Almost always, a woman is diagnosed with sexual arousal disorder when she reports her concerns to her gynecologist (a doctor who specializes in matters related to women’s health); However, she can discuss it with her family doctor or psychologist. The doctor will take a complete medical and psychiatric history, including a list of medications the patient is currently taking. Then, the doctor will perform a physical examination of the patient to assess the medical dimensions of the disease; If necessary, blood and urine samples may be taken for lab tests to rule out diabetes and to rule out any previously unrecognized medical conditions. To be diagnosed with sexual arousal disorder, you must have a persistent or intermittent decreased hydration response and bloating over a while. It’s normal for women to sometimes have problems with sexual arousal, and these temporary difficulties are not the same as sexual arousal disorders.

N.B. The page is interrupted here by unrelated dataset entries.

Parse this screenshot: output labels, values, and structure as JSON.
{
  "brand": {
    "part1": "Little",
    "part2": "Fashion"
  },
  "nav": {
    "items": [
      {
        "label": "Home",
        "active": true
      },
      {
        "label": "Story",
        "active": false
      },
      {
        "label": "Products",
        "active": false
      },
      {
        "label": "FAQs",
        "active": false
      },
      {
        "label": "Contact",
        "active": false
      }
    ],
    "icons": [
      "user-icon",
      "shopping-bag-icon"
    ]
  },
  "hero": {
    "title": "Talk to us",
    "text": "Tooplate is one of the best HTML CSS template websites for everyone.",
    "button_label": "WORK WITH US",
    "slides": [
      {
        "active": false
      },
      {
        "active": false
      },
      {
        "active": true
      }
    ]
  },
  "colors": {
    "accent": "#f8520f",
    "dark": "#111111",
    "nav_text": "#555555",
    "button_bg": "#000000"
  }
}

Psychological therapy or talk therapy is the most common treatment for psychological manifestations of sexual arousal disorder in women. Sex therapy focuses first on the sexual disorder. A sex therapist has a special exercise that helps individuals and couples overcome their sexual problems. Conventional psychotherapy focuses on solving relationship problems, seeking to eliminate problems, open up feelings, improve communication, and develop strategies for solving problems. There are many couples with the sexual disorder who develop relationship problems around sexual desires, and they benefit from conventional psychiatry even if the sexual arousal disorder is overcome.
Other treatments vary depending on the cause of a woman’s sexual arousal disorder. When there are physical causes, the cause of the problem or disease is treated. Many women with hypohydration (vaginal discharge) caused by the natural decline in hormone levels associated with aging are treated with hormone replacement therapy. Also, pharmacies have over-the-counter products that provide women with a natural gel moisturizer. Many women find these products satisfactory, especially if they only have temporary problems with sexual arousal.
There is a medical device (Eros-CTD) authorized for use used in consultation with a doctor that works to increase blood flow, increase sensation and increase vaginal secretions
Predict the course of the disease
Women’s sexual arousal disorder has many causes, so the individual response to treatment varies greatly. Problems with hydration and menopause generally have a good prognosis. While stress-related libido issues are resolved once the cause of stress is eliminated. Often you need some time to work together on solving relationship problems, whether caused or caused by the sexual disorder. This process requires time and a shared commitment to problem-solving.
There is no sure way to prevent sexual arousal disorder in women. Eating healthy food, balanced meals, taking enough rest, periodic follow-up with the gynecologist, and seeking counseling or psychological treatment at the beginning of relationship problems, all of this may help reduce sexual arousal problems.